Features and Pictures
There are multiple ways to go about going wireless; between all of the gaming mouse manufactures they have covered just about every possible option. Those options range from a small wireless dongle and replaceable batteries all the way to the charging base for the Razer Mamba that displays the mouse up on a pedestal. Considering SteelSeries’ decision to run replaceable batteries on the H Wireless headset I was actually a little surprised that they went with a charging dock for the Sensei Wireless. Even so, they tried to jazz up the Sensei itself without changing the overall shape that most people seem to love. In the end, what they came up with in the photos below is basically a normal Sensei Raw with the cord cut off and a little trim around the scroll wheel, all with a charging base of course.
The charging base for the Sensei Wireless is fairly hefty, so it won’t be moving around too much on your desk. They accomplished this with a metal ring around the top. Also up top is an indent in the shape of the mouse, inside there are three spring loaded tabs that help keep contact with the mouse to charge it. Around the indent, SteelSeries has put an LED ring to show when the mouse is charging by breathing and you have the option to set this light to show the battery charge status. The charging base also doubles as the wireless receiver for the mouse, so you only have to worry about hooking up one cable. On the underside, you can see that the cable plugs into the front of the charger. The rest of the bottom is converted in rubber to keep it secure as well. There is also a connect button hidden up under everything, you can use this to reconnect the mouse should they get out of sync. They put it on the bottom to keep it from being bumped the rest of the time.
The USB cable for the charging base connects using a micro USB connection like most cell phones and tablets. The cable itself has the same tight braiding on it that I have seen on the wire Sensei models. The plug does have a unique shape, I have a feeling you could use a phone charger if you needed too, but it might not fit as tightly and it wouldn’t use the cord lock on the mouse itself. It would have been nice if SteelSeries had included two cords, one for the base and a second for the mouse itself. In the second photo below we can see how the cord plugs into the mouse and just next to the plug is the spring loaded cord lock that you have to flip over to pull the cord out.

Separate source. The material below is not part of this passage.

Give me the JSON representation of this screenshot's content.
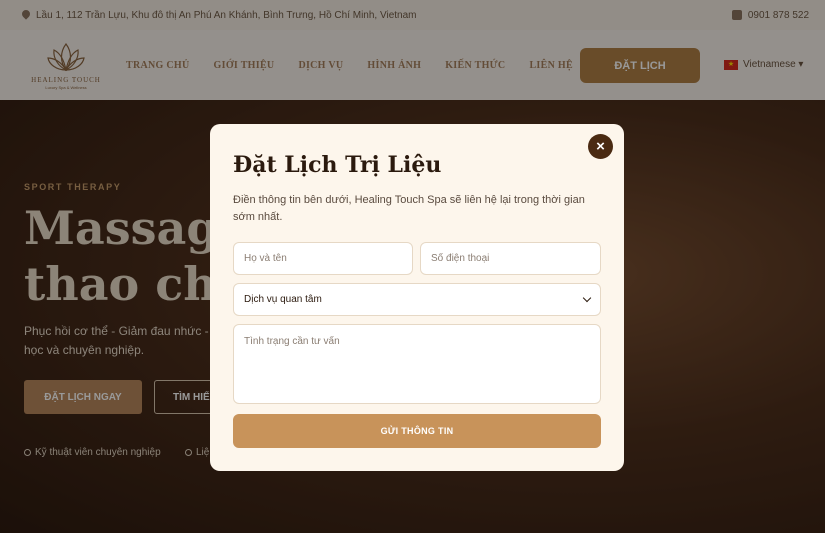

The rest of the bottom of the Sensei Wireless is a lot like the wired versions, specifically the RAW because of the lack of an LED screen on the bottom. Two of the four gliders are the same size and locations as on other Sensei’s and Xai’s so replacements should be easy to find for those but the front two are actually one large glider on wired Sensei’s. There are of course the three charging spots that match what we saw on the base. There is also a power switch and a connect button, like what was under the changing base as well. For a sensor the Sensei Wireless has the same ADNS 9800 that the MLG version of the Sensei had, the only difference is in the brand name that makes it. As I have mentioned in our G502 review, Pixart picked up the sensor technology from Avago. What was interesting is SteelSeries is actually advertising what sensor they are using directly on their website, this is much nicer than having to figure out what model they went with.
Like I said before, the shape of the Sensei Wireless is the same but my initial impressions were that the size was a little different, specifically I thought it felt smaller. To check I bested out the calipers. The Wireless Sensei is .085 of an inch longer, .01 of an inch wider at the front, .02 of an inch skinnier at the middle, and .01 wider at the rear of the mouse. Basically the Sensei Wireless has more shape to it than the wired Sensei.
Both the left and right sides of the Sensei Wireless have two programmable buttons, just like previous models. The reason SteelSeries puts them on both sides is because the Sensei Wireless is an ambidextrous mouse. The button shape and location is in the same spot as previous models. To help with grip SteelSeries also made sure to keep a rubber pad under the buttons for those (like me) who lift their mouse when gaming.
When the logo on the back of the Sensei Wireless isn’t lit up it still looks great in white.
Around the scroll wheel SteelSeries changed things up slightly. They put the scroll wheel and the sensitivity button in a silver painted plastic strip that stands out when in between the rubberized black finish on the rest of the mouse. The scroll wheel looks the same as previous Sensei models with its grooved rubber finish and clear plastic ring under the rubber for the backlighting. There is a small pinhole that lights up to let you know if you are running in the higher sensitivity setting.
Here is an action shot of the Sensei Wireless sitting on the charging base. I have the lighting set to orange on the mouse and the base is set to show that battery charge.